German architect Helmut Jahn died Saturday after being struck by a car while riding a bicycle in the western suburbs.
Jahn is known for designing groundbreaking buildings all over the world, including many in his adopted city of Chicago.
Geoffrey Baer has more on Jahn’s work and legacy in a special edition of Ask Geoffrey.
Helmut Jahn is best known in Chicago for designing the Thompson Center in the Loop. But there’s a lot more to his story, isn’t there?
—Chicago Tonight staff
There is! The Thompson Center has been controversial since the day it opened and now more than ever with the battle to sell it or save it. More on that in a minute. But Jahn’s buildings can be found all over the city and suburbs – and the world.
A popular local one is the United Terminal at O’Hare, inspired by the designs of grand old Chicago railway terminals that let in light from the ceiling. Jahn also designed the jazzy subterranean passageway that takes you to a satellite terminal, and even the O’Hare L terminal, using curves and color to bring drama to an otherwise drab underground space.
Then there’s his addition to the Chicago Board of Trade, built directly behind the famous art deco tower that looms over Chicago’s financial district. It’s a shorter, glass version of the older tower complete with the pyramid-shaped roof and ornament on top, echoing the original.
Another is the cascading blue glass of Accenture Tower, which connects to Metra’s Ogilvie Transportation Center. From certain angles, it looks like waves are falling off the building.
Jahn even designed suburban buildings like the “N”-shaped tower that screams Naperville to motorists on I-88.
Seen together, Jahn’s work breaks the mold of more restrained modern architecture.
And when he came to prominence in the late 1970s and early 80s, Jahn’s outsized personality and lifestyle drew nearly as much attention as his buildings.
He even made the cover of GQ Magazine in 1985, and some critics derisively nicknamed him “Flash Gordon” meaning he was a flash in the pan who wouldn’t last. But Jahn embraced the moniker and used the name on a string of racing sailboats he owned.
His bravado was one of the key ingredients to his success, according to Reed Kroloff, dean of the college of architecture at the Illinois Institute of Technology.
“He was, and he was part of a group of people, architects, that became prominent in the latter part of the 20th century, where we invented the term ‘star-chitect,’ where, like a star chef or someone else, the personality became very much a part of the entire package of architecture that was being created,” Kroloff said. “Helmut certainly understood that. He certainly understood how to incorporate the media into his campaign for making buildings.”
Jahn was born and raised in Germany, but really made Chicago his home.
He moved here in the mid-1960s to study under the renowned German-born architect Ludwig Mies van der Rohe at IIT.
The imprint of Mies and other modernists with their restrained, “less is more” philosophy is obvious in what Jahn considered his first building: the McCormick Place convention center on the lakefront. Jahn helped design the project under architect Gene Summers in the late 1960s, after joining the firm of CF Murphy.

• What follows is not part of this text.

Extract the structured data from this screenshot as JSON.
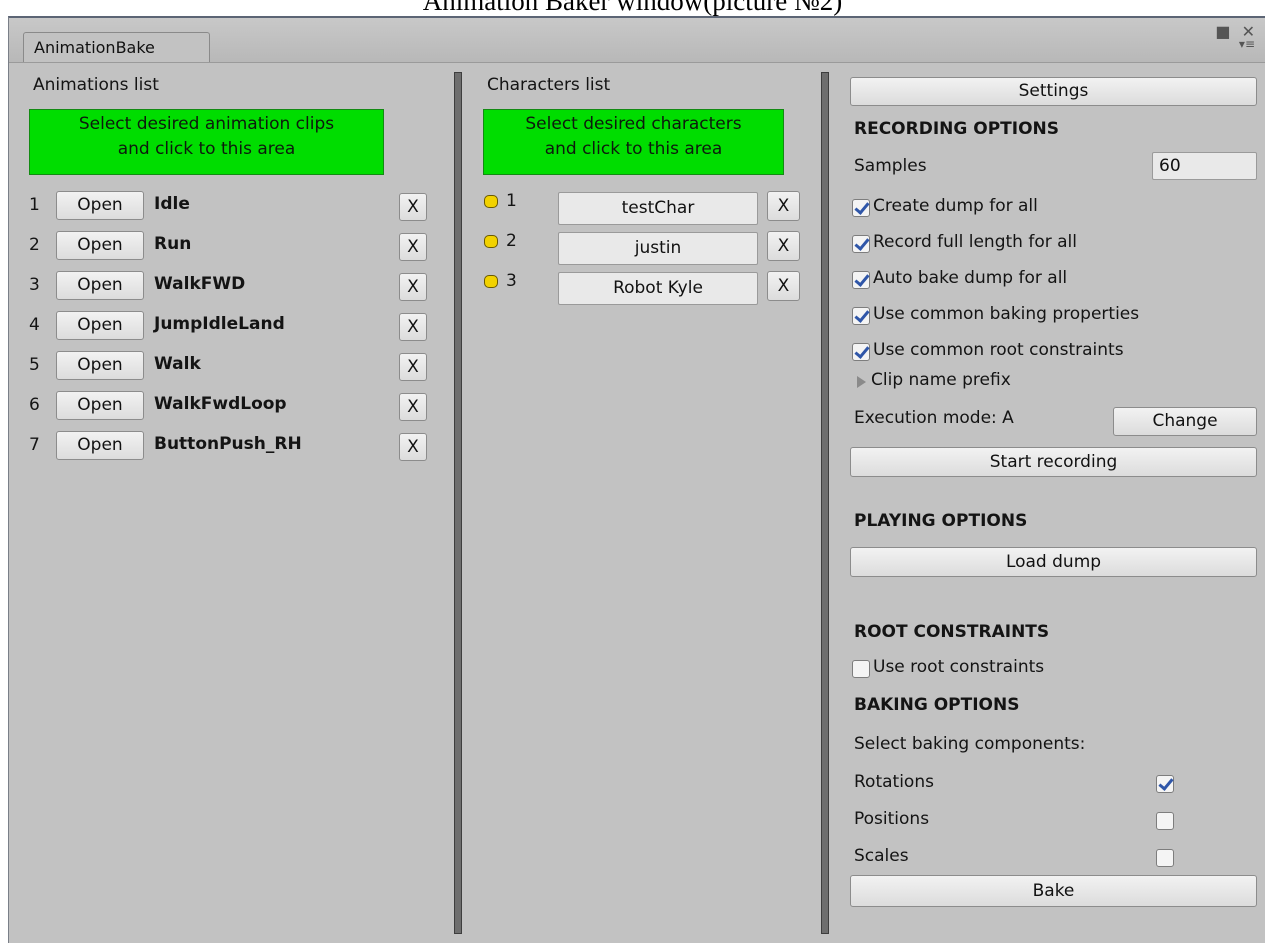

Jahn later took over that firm and began pushing back against the strict right angles and dark colors of modernist architecture.
You can see that in some of Jahn’s favorite projects outside the U.S., like the Messeturm tower in Frankfurt – once the tallest building in Europe in the 1990s.
There is also the SONY Center in Berlin, which might remind viewers of the Thompson Center with its soaring atrium and spaceship-like exterior. Jahn considered this complex of eight buildings one of his finest works.
And of course, the Thompson Center always remained one of his favorites, too.
The building has been back in the news after the cash-strapped State of Illinois finally announced earlier this month they intend to sell the property.
Since it opened, many have been critical of its shape and colors, which contrast sharply with the surrounding buildings. And state workers have complained about heating and cooling malfunctions, as well as noise from the huge atrium.
But the Thompson Center’s defenders say most of those problems could have been avoided if the state had used better construction materials and kept up with maintenance instead of neglecting it for years.
Jahn responded to some of that criticism in a “Chicago Tonight” interview from 2003.
“There are always the people who lead, and there are always the people who follow. And I think, if our world wouldn’t reach for new ways to do things, not only just to build but how to live, how to move and how to get from place A to place B, then we all still would be living in caves,” he said.
The proposed sale has ignited a fierce preservation battle. Preservation groups argue the building is a monumental achievement, creating a much-needed vast, enclosed public space for all to enjoy.
Video: A “Chicago Tonight” feature from 1985 on the opening of the Thompson Center.
Did you know that you can dig through our Ask Geoffrey archives? Revisit your favorite episodes, discover new secrets about the city’s past, and ask Geoffrey your own questions for possible exploration in upcoming episodes. Find it all right here.
Do you have a question for Geoffrey? Ask him.